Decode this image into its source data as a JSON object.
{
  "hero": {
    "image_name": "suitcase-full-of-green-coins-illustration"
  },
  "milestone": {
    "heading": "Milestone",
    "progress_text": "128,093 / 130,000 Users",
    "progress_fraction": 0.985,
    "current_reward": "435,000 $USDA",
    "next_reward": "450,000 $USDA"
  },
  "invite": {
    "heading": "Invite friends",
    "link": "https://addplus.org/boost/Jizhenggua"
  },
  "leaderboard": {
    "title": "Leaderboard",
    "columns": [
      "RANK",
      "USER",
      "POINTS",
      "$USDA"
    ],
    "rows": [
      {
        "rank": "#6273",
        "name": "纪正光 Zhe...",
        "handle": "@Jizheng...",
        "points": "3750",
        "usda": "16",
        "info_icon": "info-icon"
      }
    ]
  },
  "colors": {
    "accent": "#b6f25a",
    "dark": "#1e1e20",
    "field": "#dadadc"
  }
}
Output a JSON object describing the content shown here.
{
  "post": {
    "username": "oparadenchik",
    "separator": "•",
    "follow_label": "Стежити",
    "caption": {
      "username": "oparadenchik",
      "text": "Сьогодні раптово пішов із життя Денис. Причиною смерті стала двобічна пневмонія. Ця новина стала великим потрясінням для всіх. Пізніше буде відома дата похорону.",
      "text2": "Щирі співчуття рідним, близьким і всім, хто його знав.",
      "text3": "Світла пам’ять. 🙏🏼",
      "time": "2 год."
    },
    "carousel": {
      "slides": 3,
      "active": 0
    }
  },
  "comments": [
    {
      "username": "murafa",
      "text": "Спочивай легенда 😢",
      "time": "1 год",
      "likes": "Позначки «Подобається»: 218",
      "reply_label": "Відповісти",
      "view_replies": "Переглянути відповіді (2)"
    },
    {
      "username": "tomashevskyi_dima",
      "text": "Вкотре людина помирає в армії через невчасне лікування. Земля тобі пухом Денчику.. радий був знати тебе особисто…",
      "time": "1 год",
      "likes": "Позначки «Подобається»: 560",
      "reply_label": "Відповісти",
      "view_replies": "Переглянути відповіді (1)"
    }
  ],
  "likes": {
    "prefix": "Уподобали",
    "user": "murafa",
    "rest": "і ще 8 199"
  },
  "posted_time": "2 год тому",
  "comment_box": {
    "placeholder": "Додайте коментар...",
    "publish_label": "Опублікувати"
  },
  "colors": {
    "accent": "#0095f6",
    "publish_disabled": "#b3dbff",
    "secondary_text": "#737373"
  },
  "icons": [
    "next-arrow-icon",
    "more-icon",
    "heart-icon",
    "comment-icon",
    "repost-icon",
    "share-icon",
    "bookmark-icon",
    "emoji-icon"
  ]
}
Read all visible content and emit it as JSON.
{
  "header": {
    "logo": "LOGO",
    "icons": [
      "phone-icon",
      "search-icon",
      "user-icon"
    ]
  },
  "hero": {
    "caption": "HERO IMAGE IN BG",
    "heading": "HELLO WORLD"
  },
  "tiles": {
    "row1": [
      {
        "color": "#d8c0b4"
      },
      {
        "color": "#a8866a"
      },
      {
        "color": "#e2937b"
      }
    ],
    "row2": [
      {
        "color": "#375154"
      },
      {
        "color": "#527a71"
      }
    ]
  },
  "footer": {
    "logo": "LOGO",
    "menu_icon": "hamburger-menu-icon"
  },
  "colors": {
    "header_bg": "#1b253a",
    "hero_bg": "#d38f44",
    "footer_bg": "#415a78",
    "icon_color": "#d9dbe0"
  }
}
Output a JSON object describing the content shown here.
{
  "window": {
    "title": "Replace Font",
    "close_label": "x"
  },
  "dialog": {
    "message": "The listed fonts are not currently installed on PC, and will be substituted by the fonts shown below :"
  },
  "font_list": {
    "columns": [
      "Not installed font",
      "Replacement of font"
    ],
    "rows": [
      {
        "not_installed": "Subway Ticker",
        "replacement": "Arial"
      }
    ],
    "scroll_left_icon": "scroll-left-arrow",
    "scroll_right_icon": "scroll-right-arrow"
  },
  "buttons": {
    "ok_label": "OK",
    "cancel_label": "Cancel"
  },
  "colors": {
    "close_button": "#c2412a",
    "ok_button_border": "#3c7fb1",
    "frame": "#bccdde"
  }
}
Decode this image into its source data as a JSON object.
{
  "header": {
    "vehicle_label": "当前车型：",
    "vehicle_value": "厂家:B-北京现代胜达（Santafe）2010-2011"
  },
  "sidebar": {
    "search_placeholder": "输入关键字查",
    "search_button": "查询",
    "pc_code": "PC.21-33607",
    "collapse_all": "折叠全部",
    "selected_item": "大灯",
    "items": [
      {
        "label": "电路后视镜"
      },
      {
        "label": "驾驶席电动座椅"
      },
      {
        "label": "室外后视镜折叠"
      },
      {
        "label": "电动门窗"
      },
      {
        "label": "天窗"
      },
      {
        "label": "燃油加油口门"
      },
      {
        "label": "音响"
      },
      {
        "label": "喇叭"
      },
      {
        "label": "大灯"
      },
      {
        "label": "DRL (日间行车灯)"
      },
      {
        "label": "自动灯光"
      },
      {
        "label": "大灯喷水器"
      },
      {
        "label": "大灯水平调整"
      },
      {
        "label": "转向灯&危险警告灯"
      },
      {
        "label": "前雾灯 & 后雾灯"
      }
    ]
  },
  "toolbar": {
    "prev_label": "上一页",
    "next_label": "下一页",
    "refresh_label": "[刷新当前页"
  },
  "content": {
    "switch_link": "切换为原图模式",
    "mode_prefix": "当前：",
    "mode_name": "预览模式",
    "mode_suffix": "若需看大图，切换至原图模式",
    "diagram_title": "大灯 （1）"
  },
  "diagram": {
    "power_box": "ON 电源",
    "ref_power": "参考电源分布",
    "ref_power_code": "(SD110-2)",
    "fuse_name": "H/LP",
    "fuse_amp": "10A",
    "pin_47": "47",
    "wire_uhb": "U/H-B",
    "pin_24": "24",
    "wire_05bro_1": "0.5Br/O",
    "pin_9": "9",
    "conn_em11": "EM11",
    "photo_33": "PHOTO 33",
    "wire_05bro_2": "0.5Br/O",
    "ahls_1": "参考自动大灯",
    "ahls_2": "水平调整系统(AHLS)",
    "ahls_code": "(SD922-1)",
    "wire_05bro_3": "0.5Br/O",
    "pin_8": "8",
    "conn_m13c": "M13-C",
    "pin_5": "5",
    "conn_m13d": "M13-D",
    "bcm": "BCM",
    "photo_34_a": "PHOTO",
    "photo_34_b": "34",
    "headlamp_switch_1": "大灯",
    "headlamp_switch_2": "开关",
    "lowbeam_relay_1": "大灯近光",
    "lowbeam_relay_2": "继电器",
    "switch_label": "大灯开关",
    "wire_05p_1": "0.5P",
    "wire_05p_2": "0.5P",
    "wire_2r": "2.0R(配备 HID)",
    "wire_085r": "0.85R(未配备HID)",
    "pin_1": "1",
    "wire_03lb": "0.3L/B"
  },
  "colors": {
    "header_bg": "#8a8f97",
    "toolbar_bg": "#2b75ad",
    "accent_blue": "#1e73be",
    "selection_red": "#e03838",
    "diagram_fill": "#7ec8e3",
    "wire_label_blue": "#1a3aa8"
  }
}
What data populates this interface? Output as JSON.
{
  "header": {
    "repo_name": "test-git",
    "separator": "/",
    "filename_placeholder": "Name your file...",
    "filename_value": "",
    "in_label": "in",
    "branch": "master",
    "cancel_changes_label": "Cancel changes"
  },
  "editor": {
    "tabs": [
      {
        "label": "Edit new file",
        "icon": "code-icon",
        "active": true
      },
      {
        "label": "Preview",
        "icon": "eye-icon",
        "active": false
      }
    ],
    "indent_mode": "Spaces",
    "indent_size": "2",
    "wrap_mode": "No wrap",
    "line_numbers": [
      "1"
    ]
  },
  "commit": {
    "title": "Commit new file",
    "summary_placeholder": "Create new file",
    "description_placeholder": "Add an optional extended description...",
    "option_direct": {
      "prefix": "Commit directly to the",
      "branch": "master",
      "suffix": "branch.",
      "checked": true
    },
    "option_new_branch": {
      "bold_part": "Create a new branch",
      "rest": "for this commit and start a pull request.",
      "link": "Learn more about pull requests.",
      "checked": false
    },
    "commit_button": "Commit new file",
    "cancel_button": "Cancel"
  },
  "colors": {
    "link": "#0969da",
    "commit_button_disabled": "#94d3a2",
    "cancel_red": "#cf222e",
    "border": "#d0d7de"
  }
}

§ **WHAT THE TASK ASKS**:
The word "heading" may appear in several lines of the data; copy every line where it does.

§ **FINISHED EXERCISE**:
    "heading": "Milestone",
    "heading": "Invite friends",
    "heading": "HELLO WORLD"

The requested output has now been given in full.